**Your objective**
Only an exact repetition of all the entries will be accepted.

┄┄┄┄┄┄┄┄┄┄

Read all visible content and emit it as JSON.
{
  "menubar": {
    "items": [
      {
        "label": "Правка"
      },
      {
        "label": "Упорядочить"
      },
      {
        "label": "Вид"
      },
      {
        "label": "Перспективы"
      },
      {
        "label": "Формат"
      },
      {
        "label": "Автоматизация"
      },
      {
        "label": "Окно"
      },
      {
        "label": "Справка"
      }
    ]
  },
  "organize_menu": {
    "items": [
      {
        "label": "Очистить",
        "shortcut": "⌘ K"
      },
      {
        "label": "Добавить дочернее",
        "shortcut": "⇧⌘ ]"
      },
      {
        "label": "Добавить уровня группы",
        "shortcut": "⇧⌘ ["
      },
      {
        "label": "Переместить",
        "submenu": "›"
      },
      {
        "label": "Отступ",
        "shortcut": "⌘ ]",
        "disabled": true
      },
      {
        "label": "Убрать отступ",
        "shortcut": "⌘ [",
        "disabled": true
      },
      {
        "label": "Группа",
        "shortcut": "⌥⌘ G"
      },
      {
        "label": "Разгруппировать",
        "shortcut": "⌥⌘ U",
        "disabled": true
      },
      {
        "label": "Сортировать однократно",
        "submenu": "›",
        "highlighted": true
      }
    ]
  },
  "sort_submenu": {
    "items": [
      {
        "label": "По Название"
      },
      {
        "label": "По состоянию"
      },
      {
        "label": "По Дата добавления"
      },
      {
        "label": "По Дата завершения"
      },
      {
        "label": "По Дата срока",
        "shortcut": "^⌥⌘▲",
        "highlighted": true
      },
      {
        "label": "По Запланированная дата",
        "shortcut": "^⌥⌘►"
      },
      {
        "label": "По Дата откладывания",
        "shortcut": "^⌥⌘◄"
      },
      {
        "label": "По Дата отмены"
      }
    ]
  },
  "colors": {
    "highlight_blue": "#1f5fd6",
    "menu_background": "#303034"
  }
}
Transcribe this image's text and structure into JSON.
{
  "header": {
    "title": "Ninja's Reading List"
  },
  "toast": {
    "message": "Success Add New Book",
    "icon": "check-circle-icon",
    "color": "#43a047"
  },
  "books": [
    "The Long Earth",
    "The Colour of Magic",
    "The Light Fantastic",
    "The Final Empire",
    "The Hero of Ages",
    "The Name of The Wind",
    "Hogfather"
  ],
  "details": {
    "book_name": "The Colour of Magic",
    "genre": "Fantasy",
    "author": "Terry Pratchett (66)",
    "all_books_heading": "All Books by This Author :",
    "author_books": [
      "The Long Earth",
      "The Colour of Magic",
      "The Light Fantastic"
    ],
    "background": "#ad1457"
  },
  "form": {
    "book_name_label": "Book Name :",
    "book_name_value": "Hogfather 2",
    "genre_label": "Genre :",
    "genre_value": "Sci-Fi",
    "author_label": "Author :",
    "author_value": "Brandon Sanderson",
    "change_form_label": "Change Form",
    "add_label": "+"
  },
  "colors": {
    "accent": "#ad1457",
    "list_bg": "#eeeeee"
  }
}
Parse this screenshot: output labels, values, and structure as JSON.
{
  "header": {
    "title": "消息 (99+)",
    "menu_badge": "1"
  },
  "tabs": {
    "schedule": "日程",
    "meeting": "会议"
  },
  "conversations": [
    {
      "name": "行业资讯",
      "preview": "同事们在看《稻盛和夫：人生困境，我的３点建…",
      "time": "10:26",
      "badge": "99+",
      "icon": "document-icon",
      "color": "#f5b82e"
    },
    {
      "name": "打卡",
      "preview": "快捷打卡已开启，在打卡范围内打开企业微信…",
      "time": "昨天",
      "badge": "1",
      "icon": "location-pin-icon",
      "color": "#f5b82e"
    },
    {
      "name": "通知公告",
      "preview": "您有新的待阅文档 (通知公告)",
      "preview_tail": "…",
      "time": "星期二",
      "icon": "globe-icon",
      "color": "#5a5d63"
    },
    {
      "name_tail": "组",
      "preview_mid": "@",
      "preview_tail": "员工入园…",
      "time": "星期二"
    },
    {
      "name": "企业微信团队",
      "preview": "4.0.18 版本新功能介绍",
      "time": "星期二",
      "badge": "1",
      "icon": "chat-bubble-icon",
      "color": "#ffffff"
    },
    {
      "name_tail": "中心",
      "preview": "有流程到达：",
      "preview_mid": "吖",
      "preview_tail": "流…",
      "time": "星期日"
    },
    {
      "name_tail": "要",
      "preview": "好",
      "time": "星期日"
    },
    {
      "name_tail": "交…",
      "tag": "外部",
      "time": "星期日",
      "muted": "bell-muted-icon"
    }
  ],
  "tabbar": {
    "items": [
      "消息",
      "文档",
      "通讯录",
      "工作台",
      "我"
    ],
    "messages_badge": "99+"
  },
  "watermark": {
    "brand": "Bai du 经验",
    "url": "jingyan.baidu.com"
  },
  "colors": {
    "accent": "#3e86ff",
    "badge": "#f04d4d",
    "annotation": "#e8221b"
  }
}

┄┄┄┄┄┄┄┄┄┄

**Response box**
Read all visible content and emit it as JSON.
{
  "menubar": {
    "items": [
      {
        "label": "Правка"
      },
      {
        "label": "Упорядочить"
      },
      {
        "label": "Вид"
      },
      {
        "label": "Перспективы"
      },
      {
        "label": "Формат"
      },
      {
        "label": "Автоматизация"
      },
      {
        "label": "Окно"
      },
      {
        "label": "Справка"
      }
    ]
  },
  "organize_menu": {
    "items": [
      {
        "label": "Очистить",
        "shortcut": "⌘ K"
      },
      {
        "label": "Добавить дочернее",
        "shortcut": "⇧⌘ ]"
      },
      {
        "label": "Добавить уровня группы",
        "shortcut": "⇧⌘ ["
      },
      {
        "label": "Переместить",
        "submenu": "›"
      },
      {
        "label": "Отступ",
        "shortcut": "⌘ ]",
        "disabled": true
      },
      {
        "label": "Убрать отступ",
        "shortcut": "⌘ [",
        "disabled": true
      },
      {
        "label": "Группа",
        "shortcut": "⌥⌘ G"
      },
      {
        "label": "Разгруппировать",
        "shortcut": "⌥⌘ U",
        "disabled": true
      },
      {
        "label": "Сортировать однократно",
        "submenu": "›",
        "highlighted": true
      }
    ]
  },
  "sort_submenu": {
    "items": [
      {
        "label": "По Название"
      },
      {
        "label": "По состоянию"
      },
      {
        "label": "По Дата добавления"
      },
      {
        "label": "По Дата завершения"
      },
      {
        "label": "По Дата срока",
        "shortcut": "^⌥⌘▲",
        "highlighted": true
      },
      {
        "label": "По Запланированная дата",
        "shortcut": "^⌥⌘►"
      },
      {
        "label": "По Дата откладывания",
        "shortcut": "^⌥⌘◄"
      },
      {
        "label": "По Дата отмены"
      }
    ]
  },
  "colors": {
    "highlight_blue": "#1f5fd6",
    "menu_background": "#303034"
  }
}
Transcribe this image's text and structure into JSON.
{
  "header": {
    "title": "Ninja's Reading List"
  },
  "toast": {
    "message": "Success Add New Book",
    "icon": "check-circle-icon",
    "color": "#43a047"
  },
  "books": [
    "The Long Earth",
    "The Colour of Magic",
    "The Light Fantastic",
    "The Final Empire",
    "The Hero of Ages",
    "The Name of The Wind",
    "Hogfather"
  ],
  "details": {
    "book_name": "The Colour of Magic",
    "genre": "Fantasy",
    "author": "Terry Pratchett (66)",
    "all_books_heading": "All Books by This Author :",
    "author_books": [
      "The Long Earth",
      "The Colour of Magic",
      "The Light Fantastic"
    ],
    "background": "#ad1457"
  },
  "form": {
    "book_name_label": "Book Name :",
    "book_name_value": "Hogfather 2",
    "genre_label": "Genre :",
    "genre_value": "Sci-Fi",
    "author_label": "Author :",
    "author_value": "Brandon Sanderson",
    "change_form_label": "Change Form",
    "add_label": "+"
  },
  "colors": {
    "accent": "#ad1457",
    "list_bg": "#eeeeee"
  }
}
Parse this screenshot: output labels, values, and structure as JSON.
{
  "header": {
    "title": "消息 (99+)",
    "menu_badge": "1"
  },
  "tabs": {
    "schedule": "日程",
    "meeting": "会议"
  },
  "conversations": [
    {
      "name": "行业资讯",
      "preview": "同事们在看《稻盛和夫：人生困境，我的３点建…",
      "time": "10:26",
      "badge": "99+",
      "icon": "document-icon",
      "color": "#f5b82e"
    },
    {
      "name": "打卡",
      "preview": "快捷打卡已开启，在打卡范围内打开企业微信…",
      "time": "昨天",
      "badge": "1",
      "icon": "location-pin-icon",
      "color": "#f5b82e"
    },
    {
      "name": "通知公告",
      "preview": "您有新的待阅文档 (通知公告)",
      "preview_tail": "…",
      "time": "星期二",
      "icon": "globe-icon",
      "color": "#5a5d63"
    },
    {
      "name_tail": "组",
      "preview_mid": "@",
      "preview_tail": "员工入园…",
      "time": "星期二"
    },
    {
      "name": "企业微信团队",
      "preview": "4.0.18 版本新功能介绍",
      "time": "星期二",
      "badge": "1",
      "icon": "chat-bubble-icon",
      "color": "#ffffff"
    },
    {
      "name_tail": "中心",
      "preview": "有流程到达：",
      "preview_mid": "吖",
      "preview_tail": "流…",
      "time": "星期日"
    },
    {
      "name_tail": "要",
      "preview": "好",
      "time": "星期日"
    },
    {
      "name_tail": "交…",
      "tag": "外部",
      "time": "星期日",
      "muted": "bell-muted-icon"
    }
  ],
  "tabbar": {
    "items": [
      "消息",
      "文档",
      "通讯录",
      "工作台",
      "我"
    ],
    "messages_badge": "99+"
  },
  "watermark": {
    "brand": "Bai du 经验",
    "url": "jingyan.baidu.com"
  },
  "colors": {
    "accent": "#3e86ff",
    "badge": "#f04d4d",
    "annotation": "#e8221b"
  }
}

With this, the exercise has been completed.